Wyman said under the new system, the state will assume the risk of paying medical claims, but it will now know what it is paying for and with 600,000 people in a network, there will be more predictability and accountability. The MCO contracts are costing the state $863.6 million this year.

Potential move to privatize some Medicaid services in Nevada draws scrutiny

Source: Yesenia Amaro, Las Vegas Review-Journal, January 23, 2016

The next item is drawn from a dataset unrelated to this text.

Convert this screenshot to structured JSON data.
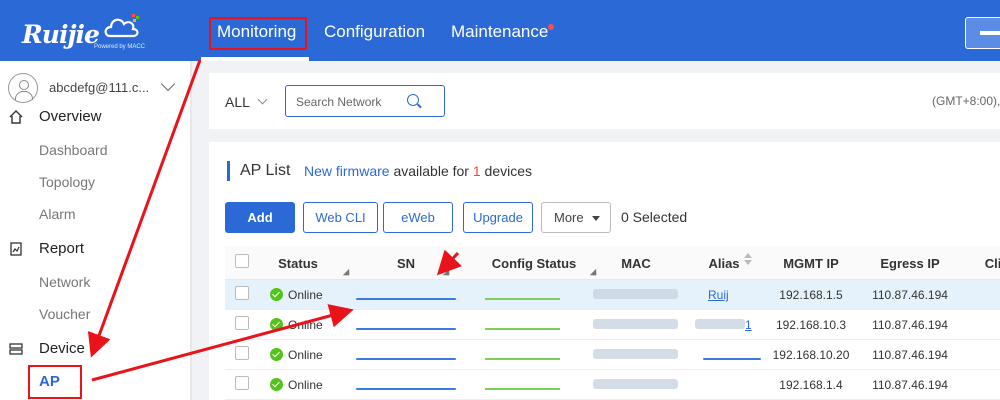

A possible move to privatize certain Medicaid services for the vulnerable continues to draw scrutiny in states across the country, including Nevada. Similar attempts have failed in at least one state in the past, and at least one other state is currently struggling. … This issue drew concerns from the beginning when legislation was introduced during last spring’s legislative session with the public, and those directly impacted by the potential switch from state to private management of the services, knowing little about it. The original legislation died, but the concept survived after quietly being grafted onto a different bill right before the Legislature adjourned. … The number of Medicaid recipients has increased across the nation, including in Nevada, where many more became eligible under the Medicaid expansion under the Affordable Care Act. The total number of Medicaid recipients in the Silver State as of December was 608,790. Advocates have estimated that about 50,000 elderly, blind and disabled could be affected by the potential switch to managed care. The state’s total Medicaid budget for fiscal year 2016 is more than $3 billion.


Possible privatization of Medicaid Services raises concerns
Source: Yesenia Amaro, Las Vegas Review-Journal, June 6, 2015

Legislation that would have privatized Medicaid services for the elderly, the blind and the disabled in Nevada died in the Assembly Ways and Means Committee, but the concept survived after being grafted onto a different bill. Senate Bill 514 was introduced a day before the June 1 adjournment and was quickly approved by the Legislature. Advocates who raised concerns about defunct Assembly Bill 310 say they are worried about SB514. It’s unclear how many people would be affected under the newly passed bill, which as of Friday hadn’t been signed by Gov. Brian Sandoval. ….

The Efficiency Consequences of Health Care Privatization: Evidence from Medicare Advantage Exits

Source: Mark Duggan, Jonathan Gruber, Boris Vabon, NBER Working Paper No. w21650, October 2015

There is considerable controversy over the use of private insurers to deliver public health insurance benefits. We investigate the efficiency consequences of patients enrolling in Medicare Advantage (MA), private managed care organizations that compete with the traditional fee-for-service Medicare program. We use exogenous shocks to MA enrollment arising from plan exits from New York counties in the early 2000s, and utilize unique data that links hospital inpatient utilization to Medicare enrollment records. We find that individuals who were forced out of MA plans due to plan exit saw very large increases in hospital utilization. These increases appear to arise through plans both limiting access to nearby hospitals and reducing elective admissions, yet they are not associated with any measurable reduction in hospital quality or patient mortality.